Roger Federer is well and truly back with signs of the SABR being in play, but the comeback, he says, will only be complete in April.

How good is it to see the SABR visible in men’s tennis again? You know what I’m talk about … yes you do. Sneak Attack By Roger. Federer that is. When he’s waiting to receive serve and he plays that sort of chip and charge combination which Paul Annacone, one of his former coaches developed in his playing day.

It’s takes an opponent unawares. When the Fed first started doing it some people were outraged; players had a say, Boris Becker as very critical and all that. The fact is Federer was not breaking any rules, he was getting the better of an opponent and they didn’t like it. Becker was Novak Djokovic’s coach at the time and Nole was caught on the hop.

To see Federer back playing the way he is, is pretty special. That most fluid of games remains mesmerising. He is so light on his feet and it just seems like poetry has returned to tennis.

When he won the BNP Paribas Open for the third time he came through a quarter that was referred to as the “draw of death”. The section he was in also had Rafa Nadal, Nick Kyrgios and Djokovic. It was a monster but he got through and with that had to be seen as the form player of the year so far because he’d won the two biggest events of the season up to that stage.

“For me, the dream run continues. The fairytale of the comeback that I have already shown in Australia,” Federer said. “Again, I'm not as surprised as I was in Australia, but still this comes as a big, big surprise to me, nevertheless, to win here again and beating the players that I did and the way I did. I mean, couldn't be more happy.

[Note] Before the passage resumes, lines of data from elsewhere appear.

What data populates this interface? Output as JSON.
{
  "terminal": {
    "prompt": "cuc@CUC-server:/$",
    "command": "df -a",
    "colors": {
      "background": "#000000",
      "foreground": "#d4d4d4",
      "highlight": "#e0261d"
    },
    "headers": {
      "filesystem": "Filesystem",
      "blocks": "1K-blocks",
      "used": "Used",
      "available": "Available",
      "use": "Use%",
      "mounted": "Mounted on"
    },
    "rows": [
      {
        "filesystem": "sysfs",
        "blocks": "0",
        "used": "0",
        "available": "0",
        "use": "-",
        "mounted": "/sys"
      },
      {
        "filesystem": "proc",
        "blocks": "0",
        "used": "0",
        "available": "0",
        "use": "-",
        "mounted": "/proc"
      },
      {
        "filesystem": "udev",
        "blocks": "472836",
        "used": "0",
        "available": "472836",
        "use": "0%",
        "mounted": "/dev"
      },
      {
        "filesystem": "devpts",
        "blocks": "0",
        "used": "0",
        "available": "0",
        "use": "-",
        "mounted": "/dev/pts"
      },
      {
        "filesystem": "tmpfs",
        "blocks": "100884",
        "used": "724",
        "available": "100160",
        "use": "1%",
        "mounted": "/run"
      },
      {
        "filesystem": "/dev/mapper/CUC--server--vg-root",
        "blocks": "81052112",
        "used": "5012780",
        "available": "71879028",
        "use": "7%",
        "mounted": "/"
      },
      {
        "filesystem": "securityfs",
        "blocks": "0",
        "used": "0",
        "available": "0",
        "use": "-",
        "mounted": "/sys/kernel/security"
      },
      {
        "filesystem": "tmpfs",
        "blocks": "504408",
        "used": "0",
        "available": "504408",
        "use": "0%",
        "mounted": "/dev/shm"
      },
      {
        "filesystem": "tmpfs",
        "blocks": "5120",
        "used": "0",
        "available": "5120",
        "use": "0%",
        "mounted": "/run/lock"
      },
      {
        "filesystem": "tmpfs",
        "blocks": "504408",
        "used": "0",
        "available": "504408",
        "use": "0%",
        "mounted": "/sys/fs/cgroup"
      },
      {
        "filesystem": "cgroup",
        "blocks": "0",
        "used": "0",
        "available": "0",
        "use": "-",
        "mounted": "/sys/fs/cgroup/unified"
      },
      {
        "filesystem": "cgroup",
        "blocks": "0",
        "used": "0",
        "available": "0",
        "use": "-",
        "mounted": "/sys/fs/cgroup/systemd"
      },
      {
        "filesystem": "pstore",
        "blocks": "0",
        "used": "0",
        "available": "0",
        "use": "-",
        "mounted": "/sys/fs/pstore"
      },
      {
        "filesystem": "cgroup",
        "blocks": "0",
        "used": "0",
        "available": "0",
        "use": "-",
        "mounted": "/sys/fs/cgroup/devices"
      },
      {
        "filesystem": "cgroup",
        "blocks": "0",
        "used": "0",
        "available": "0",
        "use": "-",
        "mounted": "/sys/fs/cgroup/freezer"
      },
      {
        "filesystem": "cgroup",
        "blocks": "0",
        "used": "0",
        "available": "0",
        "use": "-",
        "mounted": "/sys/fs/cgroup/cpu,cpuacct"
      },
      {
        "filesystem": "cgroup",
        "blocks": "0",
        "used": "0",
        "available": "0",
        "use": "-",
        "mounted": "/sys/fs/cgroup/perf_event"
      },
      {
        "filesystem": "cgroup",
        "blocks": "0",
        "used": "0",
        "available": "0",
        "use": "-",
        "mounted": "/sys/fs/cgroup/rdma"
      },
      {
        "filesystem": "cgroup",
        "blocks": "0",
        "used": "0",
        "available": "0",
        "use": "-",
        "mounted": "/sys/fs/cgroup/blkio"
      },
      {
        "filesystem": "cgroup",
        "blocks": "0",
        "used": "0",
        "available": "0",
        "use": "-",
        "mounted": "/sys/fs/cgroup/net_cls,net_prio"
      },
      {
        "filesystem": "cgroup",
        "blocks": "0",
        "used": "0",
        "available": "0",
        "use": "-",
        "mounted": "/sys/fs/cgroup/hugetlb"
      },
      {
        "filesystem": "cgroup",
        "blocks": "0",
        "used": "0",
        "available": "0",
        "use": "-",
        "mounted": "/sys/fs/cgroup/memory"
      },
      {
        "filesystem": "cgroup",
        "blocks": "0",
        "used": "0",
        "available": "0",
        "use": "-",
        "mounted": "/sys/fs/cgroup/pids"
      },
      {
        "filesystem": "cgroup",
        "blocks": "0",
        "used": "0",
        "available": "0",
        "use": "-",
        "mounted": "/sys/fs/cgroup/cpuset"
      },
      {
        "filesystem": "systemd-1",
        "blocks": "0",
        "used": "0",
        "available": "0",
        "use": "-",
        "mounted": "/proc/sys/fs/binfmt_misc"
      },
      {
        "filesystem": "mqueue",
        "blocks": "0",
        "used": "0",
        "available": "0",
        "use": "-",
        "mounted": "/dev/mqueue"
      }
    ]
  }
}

“It's an absolute, huge start to the year for me. Yeah, last year didn't win any titles. I don't think I was in any finals except maybe Brisbane last year. The change is dramatic, and it feels great.”

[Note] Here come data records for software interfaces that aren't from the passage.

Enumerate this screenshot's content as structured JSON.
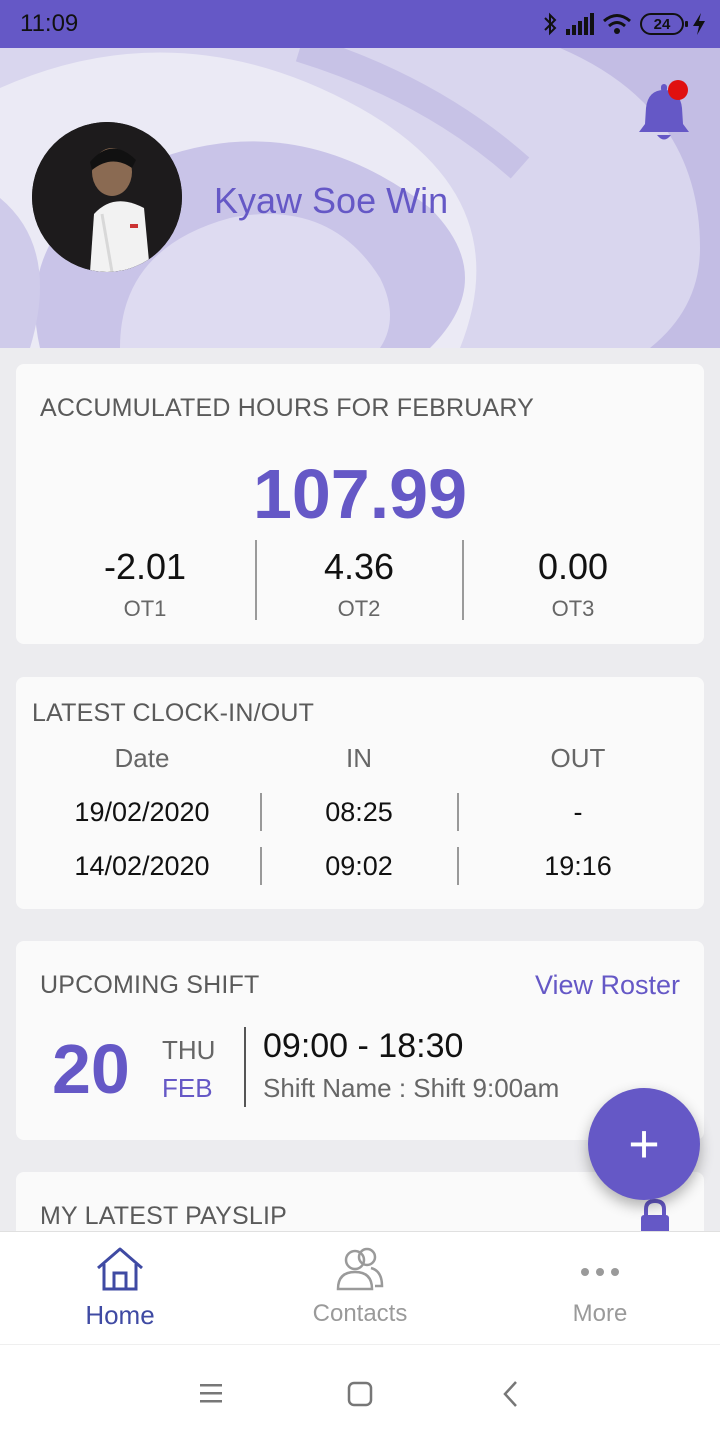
{
  "status_bar": {
    "time": "11:09",
    "battery": "24"
  },
  "profile": {
    "name": "Kyaw Soe Win"
  },
  "hours": {
    "title": "ACCUMULATED HOURS FOR FEBRUARY",
    "total": "107.99",
    "ot": [
      {
        "value": "-2.01",
        "label": "OT1"
      },
      {
        "value": "4.36",
        "label": "OT2"
      },
      {
        "value": "0.00",
        "label": "OT3"
      }
    ]
  },
  "clock": {
    "title": "LATEST CLOCK-IN/OUT",
    "headers": [
      "Date",
      "IN",
      "OUT"
    ],
    "rows": [
      [
        "19/02/2020",
        "08:25",
        "-"
      ],
      [
        "14/02/2020",
        "09:02",
        "19:16"
      ]
    ]
  },
  "shift": {
    "title": "UPCOMING SHIFT",
    "view_roster": "View Roster",
    "day": "20",
    "weekday": "THU",
    "month": "FEB",
    "time": "09:00 - 18:30",
    "name": "Shift Name : Shift 9:00am"
  },
  "payslip": {
    "title": "MY LATEST PAYSLIP"
  },
  "fab": {
    "label": "+"
  },
  "nav": [
    {
      "label": "Home",
      "icon": "home-icon",
      "active": true
    },
    {
      "label": "Contacts",
      "icon": "contacts-icon",
      "active": false
    },
    {
      "label": "More",
      "icon": "more-icon",
      "active": false
    }
  ],
  "colors": {
    "accent": "#6558c6",
    "status_bar": "#6558c6",
    "notification_dot": "#e01010"
  }
}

At 35, Federer seems to have a freshness about him all over again. In a strange way the six months he removed himself from the tour last year for physical reasons could possibly be seen as a blessing. It was strange not seeing him hoist a trophy for the first time since he became a star but like his fellow 35 year old Serena Williams who has had a number of spells where she has not been able to play, it seems to have helped keep the passion there.

The BNP Paribas Open title was his 90th, a “huge milestone” putting him 19 behind the all-time record held by Jimmy Connors. However, Federer says it is not a goal of his to play until he reaches 100 titles or something like that although “it’s a nice goal to have”. Plus, it is too early in his comeback to consider such lofty ambitions.

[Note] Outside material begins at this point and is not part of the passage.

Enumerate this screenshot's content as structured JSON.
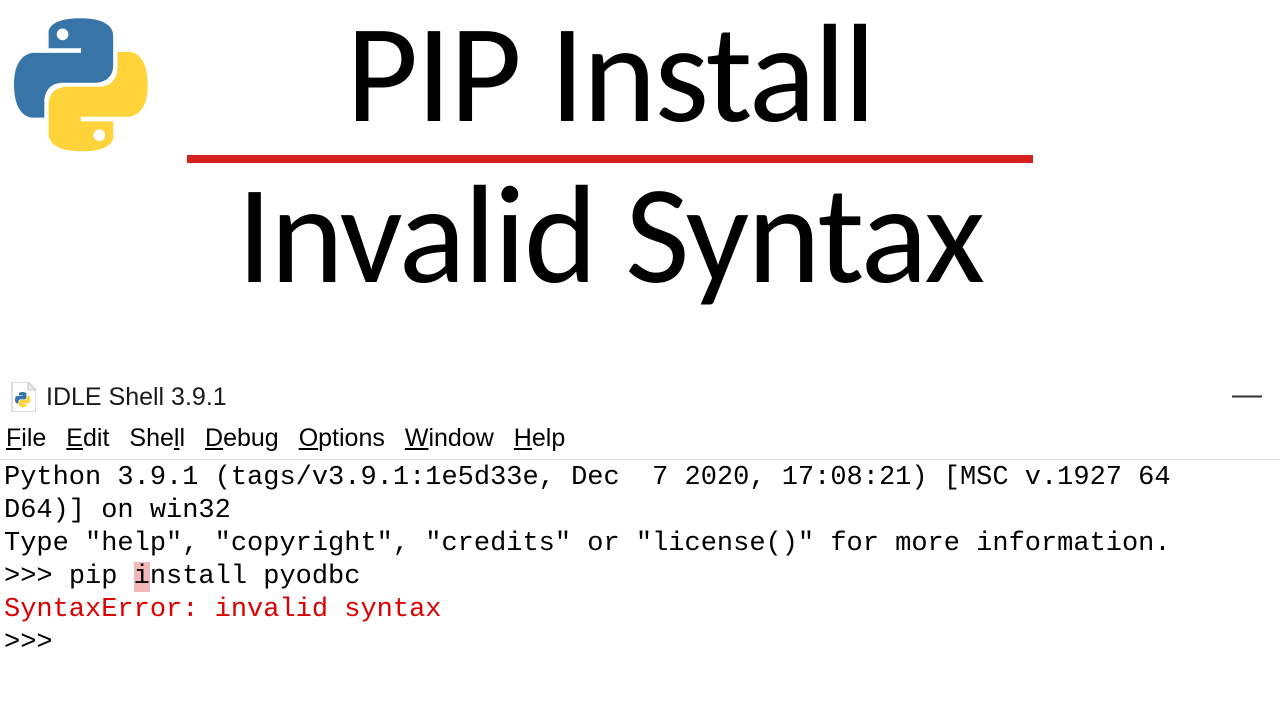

Lofty? It is Roger Federer after all.

“I was just happy to be feeling healthy again at the end of last year,” Federer said. “So when I set myself the goals was to play, you know, through Miami and see how I feel, sort of three, four months into the season. So I couldn't think of, you know, reaching 100 titles. I was just happy to be playing another 10 events maybe.

“But, you know, that stuff can change. Ask me again in three to six months, you know, how I'm feeling, if I won any more or not. Things are going very well right now.”

Federer makes it clear that things are ahead of schedule with his comeback and he will only stop referring to a “comeback” in April. He said that is how he saw the situation in November and he is sticking to it.

“This is the ultimate test, if you like, playing Indian Wells and Miami,” he said. “I'm very pleased how my body has pulled up, and it's great to see that I'm playing as well as I am. I didn't expect it, because I was tired still in Dubai. I think that had something to do definitely with Australia still and healing the injury that I had. I got the energy back and the spark is back in my legs and in my game. I'm playing good, so I'm very happy.”

Suddenly some observers are even talking about a possible tilt at No.1 at the end of the year. He has no ranking points to defend from Wimbledon onwards so can only gain places. Still, it’s a long way off with lots to play and Andy Murray and Novak Djokovic are most definitely still the favourites where they play.

But heck if Federer were to do that, could it be regarded as his best SABR?